This should be a string containing the description of the next task to be declared. Typically, the first sentence of the description is used as the "quick" description, or summary, and should be fairly short. (Less than thirty characters, if possible.) The remaining text is the full description.

Because descriptions are generally longer than a single line, it is convenient to use here-documents for them.

desc "Backup the database."
task :backup_database, :roles => :db do
  # ...
desc <<-DESC
  Ensure that all network volumes are mounted. Tests each volume to be sure \
  it is live, and if it isn't, tries to mount it. Failures are printed to \
  the terminal. If you specify the VOLUMES variable as a comma-delimited list \
  only the volumes you specify will be checked:
    # check all volumes
    cap network_volumes
    # check only these volumes
    cap VOLUMES=disk1,disk2 network_volumes
  This is a fairly expensive operation, so expect it to take some time on \
  systems with multiple network volumes.
task :network_volumes do
  # ...
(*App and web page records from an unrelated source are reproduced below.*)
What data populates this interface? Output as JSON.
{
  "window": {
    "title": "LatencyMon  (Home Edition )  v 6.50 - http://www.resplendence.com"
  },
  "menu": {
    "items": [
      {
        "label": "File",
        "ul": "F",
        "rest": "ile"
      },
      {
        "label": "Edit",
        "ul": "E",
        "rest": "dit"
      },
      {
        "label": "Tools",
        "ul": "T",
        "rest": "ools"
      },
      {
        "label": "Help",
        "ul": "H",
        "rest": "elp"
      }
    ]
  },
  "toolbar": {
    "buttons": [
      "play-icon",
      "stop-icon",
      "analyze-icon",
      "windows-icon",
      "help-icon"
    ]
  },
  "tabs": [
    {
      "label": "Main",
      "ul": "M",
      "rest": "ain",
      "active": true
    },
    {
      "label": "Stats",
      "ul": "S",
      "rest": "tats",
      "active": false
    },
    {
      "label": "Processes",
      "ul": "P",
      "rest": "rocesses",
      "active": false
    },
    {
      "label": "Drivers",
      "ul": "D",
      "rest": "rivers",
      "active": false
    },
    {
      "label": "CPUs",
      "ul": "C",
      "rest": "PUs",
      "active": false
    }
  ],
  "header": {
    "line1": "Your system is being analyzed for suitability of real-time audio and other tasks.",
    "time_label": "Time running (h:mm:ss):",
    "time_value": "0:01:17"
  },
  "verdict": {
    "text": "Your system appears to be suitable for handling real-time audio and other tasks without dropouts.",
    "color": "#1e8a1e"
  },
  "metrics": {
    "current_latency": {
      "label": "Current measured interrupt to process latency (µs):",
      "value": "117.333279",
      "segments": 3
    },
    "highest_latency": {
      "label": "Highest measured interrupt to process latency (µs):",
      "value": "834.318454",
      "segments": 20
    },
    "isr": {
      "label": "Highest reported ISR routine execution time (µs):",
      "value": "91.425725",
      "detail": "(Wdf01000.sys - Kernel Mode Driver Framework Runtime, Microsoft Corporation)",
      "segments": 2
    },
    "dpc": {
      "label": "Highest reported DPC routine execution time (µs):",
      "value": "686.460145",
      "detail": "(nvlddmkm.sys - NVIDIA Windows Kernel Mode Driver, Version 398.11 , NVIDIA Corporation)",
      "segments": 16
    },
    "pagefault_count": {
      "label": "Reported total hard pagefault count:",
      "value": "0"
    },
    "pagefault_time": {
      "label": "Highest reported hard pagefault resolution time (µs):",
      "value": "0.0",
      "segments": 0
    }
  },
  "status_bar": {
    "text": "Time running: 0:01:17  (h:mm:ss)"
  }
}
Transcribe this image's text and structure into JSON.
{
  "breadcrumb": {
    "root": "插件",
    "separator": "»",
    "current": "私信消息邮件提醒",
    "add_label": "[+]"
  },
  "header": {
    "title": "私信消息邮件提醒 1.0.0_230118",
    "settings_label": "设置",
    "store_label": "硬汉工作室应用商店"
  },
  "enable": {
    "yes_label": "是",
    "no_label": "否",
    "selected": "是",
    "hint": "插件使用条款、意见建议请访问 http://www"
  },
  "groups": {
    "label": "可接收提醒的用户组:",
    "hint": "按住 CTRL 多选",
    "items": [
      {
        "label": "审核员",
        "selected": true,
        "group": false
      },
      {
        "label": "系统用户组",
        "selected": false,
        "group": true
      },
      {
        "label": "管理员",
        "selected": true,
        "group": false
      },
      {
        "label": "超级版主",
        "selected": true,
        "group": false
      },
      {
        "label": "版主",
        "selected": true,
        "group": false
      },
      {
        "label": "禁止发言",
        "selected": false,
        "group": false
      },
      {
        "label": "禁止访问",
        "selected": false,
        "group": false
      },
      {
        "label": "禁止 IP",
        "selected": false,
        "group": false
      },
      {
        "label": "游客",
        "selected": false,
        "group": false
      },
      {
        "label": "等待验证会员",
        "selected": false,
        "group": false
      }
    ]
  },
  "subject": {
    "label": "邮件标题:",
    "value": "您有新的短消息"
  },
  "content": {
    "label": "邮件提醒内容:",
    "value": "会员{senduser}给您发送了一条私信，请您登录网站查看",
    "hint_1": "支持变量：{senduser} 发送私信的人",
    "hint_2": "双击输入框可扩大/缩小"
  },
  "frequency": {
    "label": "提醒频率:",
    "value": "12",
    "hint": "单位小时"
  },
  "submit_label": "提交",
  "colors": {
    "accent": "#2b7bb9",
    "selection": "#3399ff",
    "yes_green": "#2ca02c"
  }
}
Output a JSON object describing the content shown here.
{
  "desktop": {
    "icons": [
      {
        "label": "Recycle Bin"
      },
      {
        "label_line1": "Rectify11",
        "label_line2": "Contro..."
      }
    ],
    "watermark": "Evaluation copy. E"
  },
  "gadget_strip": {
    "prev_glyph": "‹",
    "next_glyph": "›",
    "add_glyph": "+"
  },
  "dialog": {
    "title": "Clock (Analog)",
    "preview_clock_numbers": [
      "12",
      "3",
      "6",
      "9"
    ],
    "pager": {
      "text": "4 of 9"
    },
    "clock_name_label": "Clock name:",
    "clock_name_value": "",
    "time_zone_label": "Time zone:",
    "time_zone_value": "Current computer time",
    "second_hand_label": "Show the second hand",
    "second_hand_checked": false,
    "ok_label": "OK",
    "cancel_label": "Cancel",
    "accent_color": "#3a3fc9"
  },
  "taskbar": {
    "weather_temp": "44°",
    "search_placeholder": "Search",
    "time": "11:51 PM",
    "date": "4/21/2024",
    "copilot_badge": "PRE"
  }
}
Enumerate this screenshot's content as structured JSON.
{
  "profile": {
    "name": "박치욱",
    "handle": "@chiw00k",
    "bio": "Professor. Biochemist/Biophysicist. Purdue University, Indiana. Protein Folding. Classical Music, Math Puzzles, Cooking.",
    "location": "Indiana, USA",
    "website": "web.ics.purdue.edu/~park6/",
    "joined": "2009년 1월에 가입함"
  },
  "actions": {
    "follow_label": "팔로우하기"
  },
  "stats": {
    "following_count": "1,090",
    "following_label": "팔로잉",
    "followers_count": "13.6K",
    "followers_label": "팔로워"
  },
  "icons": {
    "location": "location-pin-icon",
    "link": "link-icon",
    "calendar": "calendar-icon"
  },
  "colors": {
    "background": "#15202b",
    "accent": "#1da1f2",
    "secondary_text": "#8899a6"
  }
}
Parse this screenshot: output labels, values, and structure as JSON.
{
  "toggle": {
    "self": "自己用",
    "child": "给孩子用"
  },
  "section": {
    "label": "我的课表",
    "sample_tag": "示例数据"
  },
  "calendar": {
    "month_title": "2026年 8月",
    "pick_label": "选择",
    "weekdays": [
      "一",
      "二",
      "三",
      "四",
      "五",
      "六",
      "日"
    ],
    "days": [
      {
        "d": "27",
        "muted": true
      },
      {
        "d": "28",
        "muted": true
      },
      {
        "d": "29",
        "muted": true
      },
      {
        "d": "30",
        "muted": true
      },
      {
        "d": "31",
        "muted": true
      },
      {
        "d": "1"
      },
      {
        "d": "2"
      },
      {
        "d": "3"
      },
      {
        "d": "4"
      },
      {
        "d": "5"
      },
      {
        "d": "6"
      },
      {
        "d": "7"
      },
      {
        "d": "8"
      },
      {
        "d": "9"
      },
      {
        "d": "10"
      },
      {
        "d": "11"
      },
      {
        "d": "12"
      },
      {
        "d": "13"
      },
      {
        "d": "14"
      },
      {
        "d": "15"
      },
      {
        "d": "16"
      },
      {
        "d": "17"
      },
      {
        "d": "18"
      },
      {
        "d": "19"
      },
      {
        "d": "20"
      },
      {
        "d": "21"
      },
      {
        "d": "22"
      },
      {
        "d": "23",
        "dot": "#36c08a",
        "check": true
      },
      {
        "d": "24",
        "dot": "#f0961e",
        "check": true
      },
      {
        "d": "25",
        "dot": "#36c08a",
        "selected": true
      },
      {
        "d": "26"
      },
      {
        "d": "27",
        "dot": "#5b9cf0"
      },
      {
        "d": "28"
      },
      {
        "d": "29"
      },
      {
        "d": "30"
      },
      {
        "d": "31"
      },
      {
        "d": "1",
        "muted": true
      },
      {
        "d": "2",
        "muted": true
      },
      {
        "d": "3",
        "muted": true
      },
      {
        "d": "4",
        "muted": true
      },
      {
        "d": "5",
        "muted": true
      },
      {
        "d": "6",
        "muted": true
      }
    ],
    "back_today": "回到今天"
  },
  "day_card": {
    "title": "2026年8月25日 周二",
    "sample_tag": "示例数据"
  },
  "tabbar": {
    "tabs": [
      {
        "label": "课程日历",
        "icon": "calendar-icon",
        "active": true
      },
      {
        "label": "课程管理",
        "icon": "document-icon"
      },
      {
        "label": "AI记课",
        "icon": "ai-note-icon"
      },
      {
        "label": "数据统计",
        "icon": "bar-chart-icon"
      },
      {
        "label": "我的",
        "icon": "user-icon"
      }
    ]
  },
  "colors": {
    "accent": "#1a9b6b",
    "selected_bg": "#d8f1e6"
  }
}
In the previous example, notice that newlines are escaped. This ensures that the raw newlines aren't included in the description string, which allows Capistrano to format them more nicely. You certainly aren't required to do likewise, but it does result in nicer output if you do.

In general, Capistrano will do some minimal formatting of your help text (when using the --explain-task switch, for instance).

  • newlines are interpreted as line breaks
  • lines will be reflowed to fit the terminal width (or 80 characters)
  • whitespace before the first line of text will be removed, and the same amount of whitespace will be removed from subsequent lines
  • lines with more leading whitespace than the first will preserve the extra whitespace (so examples can be easily distinguised if you indent them extra)

See Also